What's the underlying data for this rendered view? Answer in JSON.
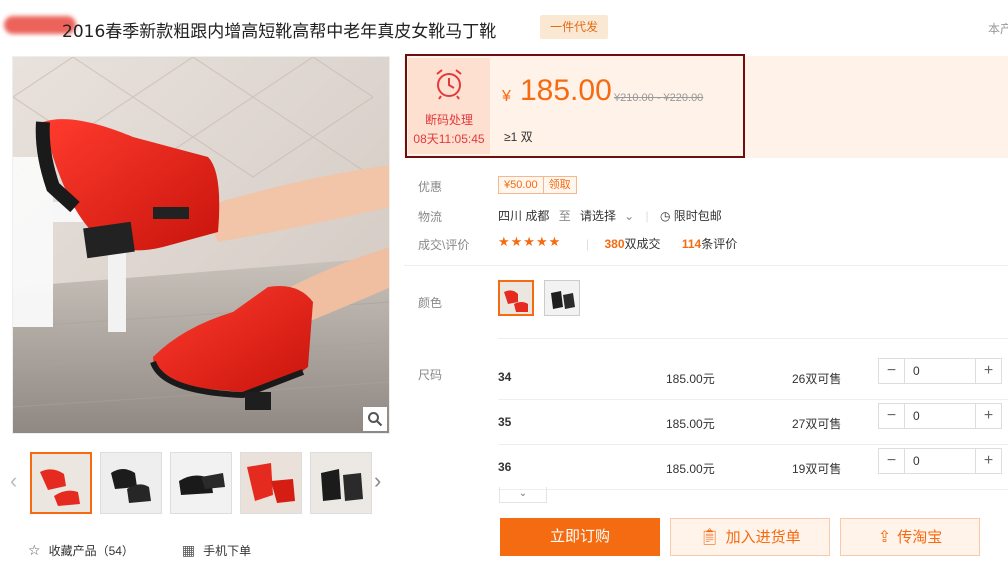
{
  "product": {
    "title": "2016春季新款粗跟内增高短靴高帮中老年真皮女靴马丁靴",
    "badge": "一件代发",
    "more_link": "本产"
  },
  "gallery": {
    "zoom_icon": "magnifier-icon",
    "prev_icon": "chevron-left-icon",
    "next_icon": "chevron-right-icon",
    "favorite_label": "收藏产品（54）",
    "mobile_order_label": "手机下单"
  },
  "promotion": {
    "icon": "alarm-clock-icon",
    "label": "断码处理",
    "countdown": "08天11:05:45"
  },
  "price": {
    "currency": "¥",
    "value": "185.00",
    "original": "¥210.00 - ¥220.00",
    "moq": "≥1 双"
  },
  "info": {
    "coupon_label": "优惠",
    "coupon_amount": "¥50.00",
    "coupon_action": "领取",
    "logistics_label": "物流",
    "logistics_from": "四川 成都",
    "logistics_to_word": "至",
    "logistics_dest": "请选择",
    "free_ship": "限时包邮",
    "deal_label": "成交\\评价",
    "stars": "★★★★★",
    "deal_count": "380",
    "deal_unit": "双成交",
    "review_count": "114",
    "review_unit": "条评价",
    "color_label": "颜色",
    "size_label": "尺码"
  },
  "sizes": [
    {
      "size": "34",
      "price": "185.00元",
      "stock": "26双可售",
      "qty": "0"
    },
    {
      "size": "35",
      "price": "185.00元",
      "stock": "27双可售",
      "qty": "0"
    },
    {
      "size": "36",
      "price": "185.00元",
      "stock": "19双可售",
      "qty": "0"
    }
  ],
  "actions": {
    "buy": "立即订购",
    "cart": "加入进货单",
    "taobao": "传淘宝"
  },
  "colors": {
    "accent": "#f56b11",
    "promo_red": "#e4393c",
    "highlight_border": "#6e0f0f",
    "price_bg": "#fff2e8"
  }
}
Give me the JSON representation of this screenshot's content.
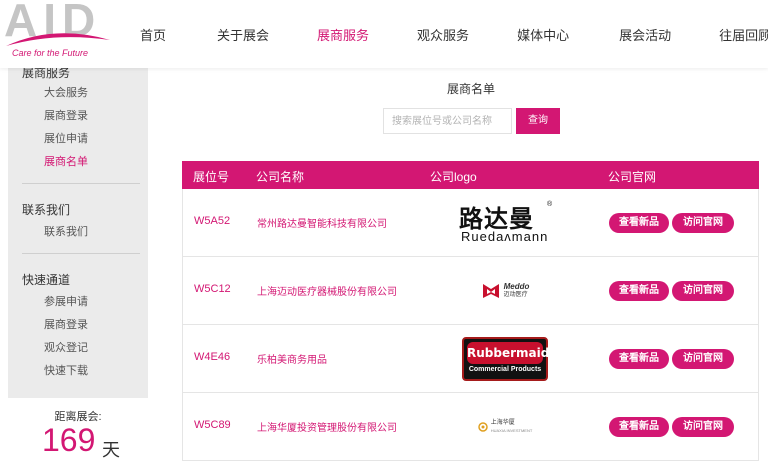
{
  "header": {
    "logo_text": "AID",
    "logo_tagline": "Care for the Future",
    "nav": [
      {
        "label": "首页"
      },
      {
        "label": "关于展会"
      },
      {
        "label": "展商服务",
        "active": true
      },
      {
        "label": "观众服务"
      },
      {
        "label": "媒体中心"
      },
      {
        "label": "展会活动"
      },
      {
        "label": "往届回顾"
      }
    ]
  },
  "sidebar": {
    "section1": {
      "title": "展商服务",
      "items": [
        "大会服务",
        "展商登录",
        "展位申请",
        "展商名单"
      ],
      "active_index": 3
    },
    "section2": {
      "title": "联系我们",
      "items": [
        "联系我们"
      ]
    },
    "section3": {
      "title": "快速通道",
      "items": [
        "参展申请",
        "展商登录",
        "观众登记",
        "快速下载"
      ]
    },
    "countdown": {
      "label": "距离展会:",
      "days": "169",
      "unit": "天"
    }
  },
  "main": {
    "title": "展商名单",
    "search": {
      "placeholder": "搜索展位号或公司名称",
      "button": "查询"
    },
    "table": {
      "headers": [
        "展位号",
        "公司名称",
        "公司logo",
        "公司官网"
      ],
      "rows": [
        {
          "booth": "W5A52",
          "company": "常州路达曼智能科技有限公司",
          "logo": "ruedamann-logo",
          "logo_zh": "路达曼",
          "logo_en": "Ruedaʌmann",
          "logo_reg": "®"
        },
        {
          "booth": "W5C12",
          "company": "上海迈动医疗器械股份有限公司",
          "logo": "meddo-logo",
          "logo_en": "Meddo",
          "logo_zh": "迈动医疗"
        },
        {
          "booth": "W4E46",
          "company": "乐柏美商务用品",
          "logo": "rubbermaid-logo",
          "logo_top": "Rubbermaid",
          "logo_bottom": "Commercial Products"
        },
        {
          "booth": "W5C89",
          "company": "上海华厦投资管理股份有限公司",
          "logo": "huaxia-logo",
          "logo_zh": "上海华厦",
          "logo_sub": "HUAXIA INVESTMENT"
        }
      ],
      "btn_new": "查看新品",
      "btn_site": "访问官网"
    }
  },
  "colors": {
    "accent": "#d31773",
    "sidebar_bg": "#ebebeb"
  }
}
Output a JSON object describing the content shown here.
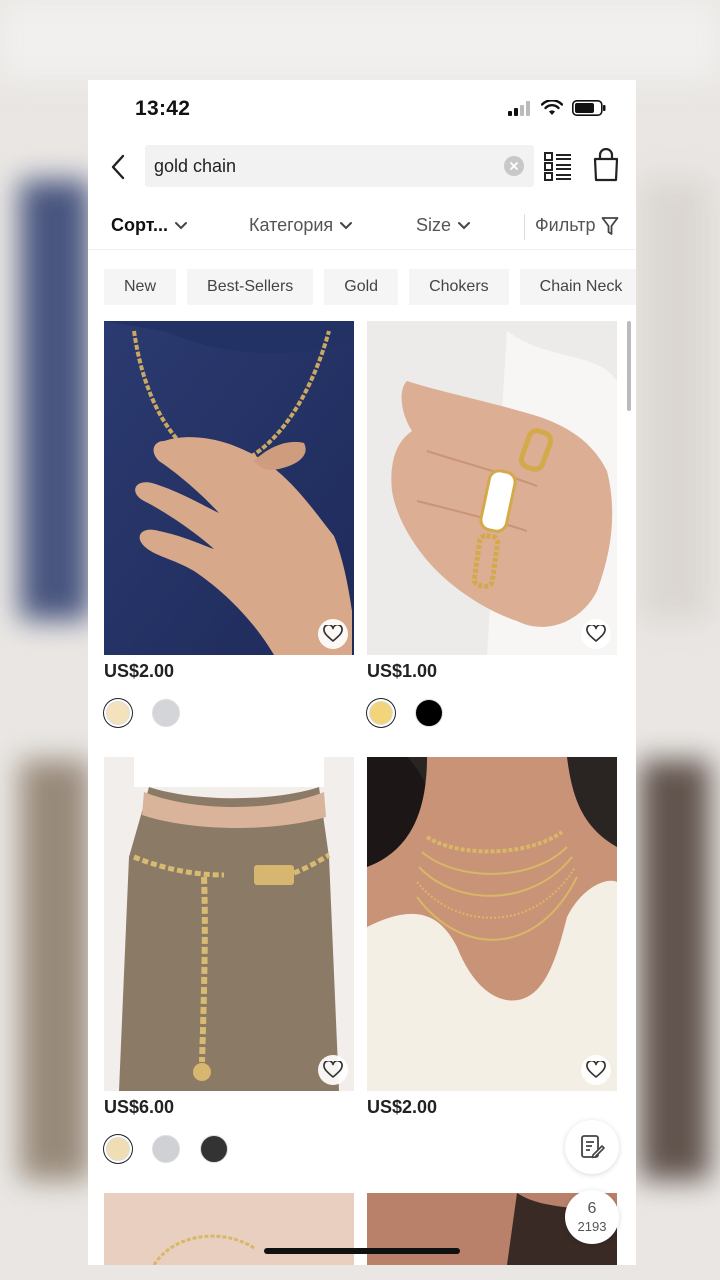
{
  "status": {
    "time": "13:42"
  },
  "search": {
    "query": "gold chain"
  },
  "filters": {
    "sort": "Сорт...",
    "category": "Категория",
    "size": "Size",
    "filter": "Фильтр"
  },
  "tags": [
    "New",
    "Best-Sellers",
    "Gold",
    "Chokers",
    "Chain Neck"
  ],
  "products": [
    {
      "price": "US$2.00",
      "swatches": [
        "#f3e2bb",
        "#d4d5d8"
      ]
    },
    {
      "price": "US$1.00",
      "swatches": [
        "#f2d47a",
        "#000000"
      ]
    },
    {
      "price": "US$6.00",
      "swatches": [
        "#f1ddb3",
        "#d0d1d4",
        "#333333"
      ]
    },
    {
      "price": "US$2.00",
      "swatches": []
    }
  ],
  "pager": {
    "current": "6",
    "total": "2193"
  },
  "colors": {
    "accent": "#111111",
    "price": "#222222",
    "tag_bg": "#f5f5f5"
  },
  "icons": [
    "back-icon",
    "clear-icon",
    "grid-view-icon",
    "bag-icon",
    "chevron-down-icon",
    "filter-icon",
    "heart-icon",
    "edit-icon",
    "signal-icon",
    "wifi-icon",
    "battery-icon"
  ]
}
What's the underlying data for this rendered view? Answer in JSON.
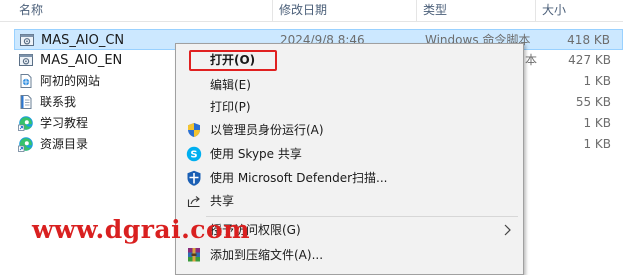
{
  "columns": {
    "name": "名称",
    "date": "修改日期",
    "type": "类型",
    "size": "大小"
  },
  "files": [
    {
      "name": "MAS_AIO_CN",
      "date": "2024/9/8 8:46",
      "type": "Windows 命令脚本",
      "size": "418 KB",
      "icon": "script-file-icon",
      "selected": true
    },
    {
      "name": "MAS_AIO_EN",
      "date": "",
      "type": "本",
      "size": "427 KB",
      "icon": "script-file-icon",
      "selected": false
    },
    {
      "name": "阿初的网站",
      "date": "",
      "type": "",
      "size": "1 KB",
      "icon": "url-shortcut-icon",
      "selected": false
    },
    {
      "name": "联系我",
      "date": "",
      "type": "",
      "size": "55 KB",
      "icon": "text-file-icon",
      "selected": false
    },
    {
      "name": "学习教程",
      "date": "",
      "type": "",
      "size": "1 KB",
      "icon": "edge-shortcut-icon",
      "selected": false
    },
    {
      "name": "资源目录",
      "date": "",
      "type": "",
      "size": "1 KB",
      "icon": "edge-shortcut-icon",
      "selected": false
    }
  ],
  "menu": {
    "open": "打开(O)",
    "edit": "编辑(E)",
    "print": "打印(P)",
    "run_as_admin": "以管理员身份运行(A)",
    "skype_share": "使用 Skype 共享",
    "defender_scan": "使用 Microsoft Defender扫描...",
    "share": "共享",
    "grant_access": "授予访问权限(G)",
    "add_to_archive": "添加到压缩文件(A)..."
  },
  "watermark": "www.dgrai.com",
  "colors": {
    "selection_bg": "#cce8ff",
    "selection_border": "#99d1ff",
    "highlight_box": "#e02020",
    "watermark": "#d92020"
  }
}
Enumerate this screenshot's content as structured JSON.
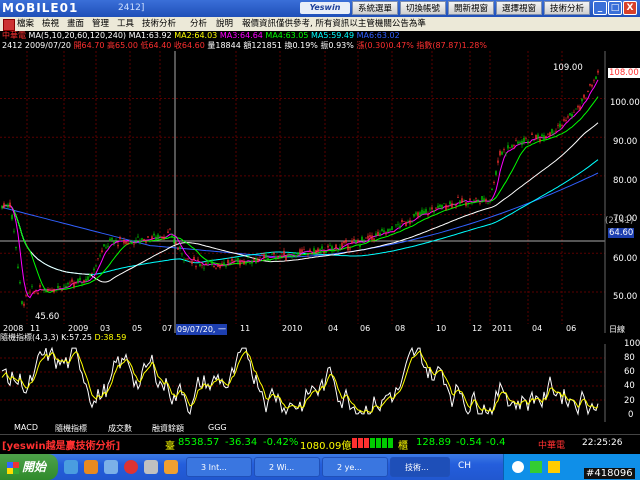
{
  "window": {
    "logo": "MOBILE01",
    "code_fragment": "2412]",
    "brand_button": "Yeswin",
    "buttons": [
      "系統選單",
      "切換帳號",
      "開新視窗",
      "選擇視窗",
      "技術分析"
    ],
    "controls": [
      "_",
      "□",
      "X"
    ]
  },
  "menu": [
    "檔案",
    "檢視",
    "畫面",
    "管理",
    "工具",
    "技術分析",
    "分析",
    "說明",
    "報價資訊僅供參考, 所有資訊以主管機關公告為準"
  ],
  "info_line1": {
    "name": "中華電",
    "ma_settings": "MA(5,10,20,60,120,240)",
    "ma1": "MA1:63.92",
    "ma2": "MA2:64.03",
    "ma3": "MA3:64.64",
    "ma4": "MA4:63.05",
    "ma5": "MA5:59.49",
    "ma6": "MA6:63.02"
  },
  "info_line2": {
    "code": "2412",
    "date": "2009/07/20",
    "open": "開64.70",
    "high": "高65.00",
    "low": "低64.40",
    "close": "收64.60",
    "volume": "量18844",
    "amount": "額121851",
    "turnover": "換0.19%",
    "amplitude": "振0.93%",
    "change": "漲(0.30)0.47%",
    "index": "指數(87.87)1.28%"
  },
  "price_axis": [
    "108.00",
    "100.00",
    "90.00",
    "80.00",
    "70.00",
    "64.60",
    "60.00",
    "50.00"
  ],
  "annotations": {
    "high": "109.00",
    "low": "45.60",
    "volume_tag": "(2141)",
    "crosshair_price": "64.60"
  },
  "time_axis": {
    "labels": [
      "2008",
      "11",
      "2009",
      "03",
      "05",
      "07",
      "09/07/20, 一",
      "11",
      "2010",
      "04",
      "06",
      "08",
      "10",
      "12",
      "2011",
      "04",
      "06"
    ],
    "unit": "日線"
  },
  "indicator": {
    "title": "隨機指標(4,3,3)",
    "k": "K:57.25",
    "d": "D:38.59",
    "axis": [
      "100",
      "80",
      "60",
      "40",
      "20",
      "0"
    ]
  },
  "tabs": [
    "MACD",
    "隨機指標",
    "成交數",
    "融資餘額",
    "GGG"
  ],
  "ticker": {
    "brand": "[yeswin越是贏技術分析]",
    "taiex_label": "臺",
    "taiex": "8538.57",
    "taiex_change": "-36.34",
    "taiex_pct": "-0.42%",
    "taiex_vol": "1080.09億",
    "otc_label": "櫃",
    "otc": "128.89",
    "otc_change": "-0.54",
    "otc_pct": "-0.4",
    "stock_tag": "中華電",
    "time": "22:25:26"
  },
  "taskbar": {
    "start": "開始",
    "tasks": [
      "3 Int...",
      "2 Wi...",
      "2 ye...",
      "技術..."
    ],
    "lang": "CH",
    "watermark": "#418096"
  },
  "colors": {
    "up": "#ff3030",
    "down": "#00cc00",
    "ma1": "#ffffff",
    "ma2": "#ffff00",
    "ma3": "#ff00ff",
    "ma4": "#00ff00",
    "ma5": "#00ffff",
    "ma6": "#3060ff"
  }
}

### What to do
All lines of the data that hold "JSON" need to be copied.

### Task answer
What's the underlying data for this rendered view? Answer in JSON.
Give me the JSON representation of this screenshot's content.
Output a JSON object describing the content shown here.
What's the underlying data for this rendered view? Answer in JSON.
Enumerate this screenshot's content as structured JSON.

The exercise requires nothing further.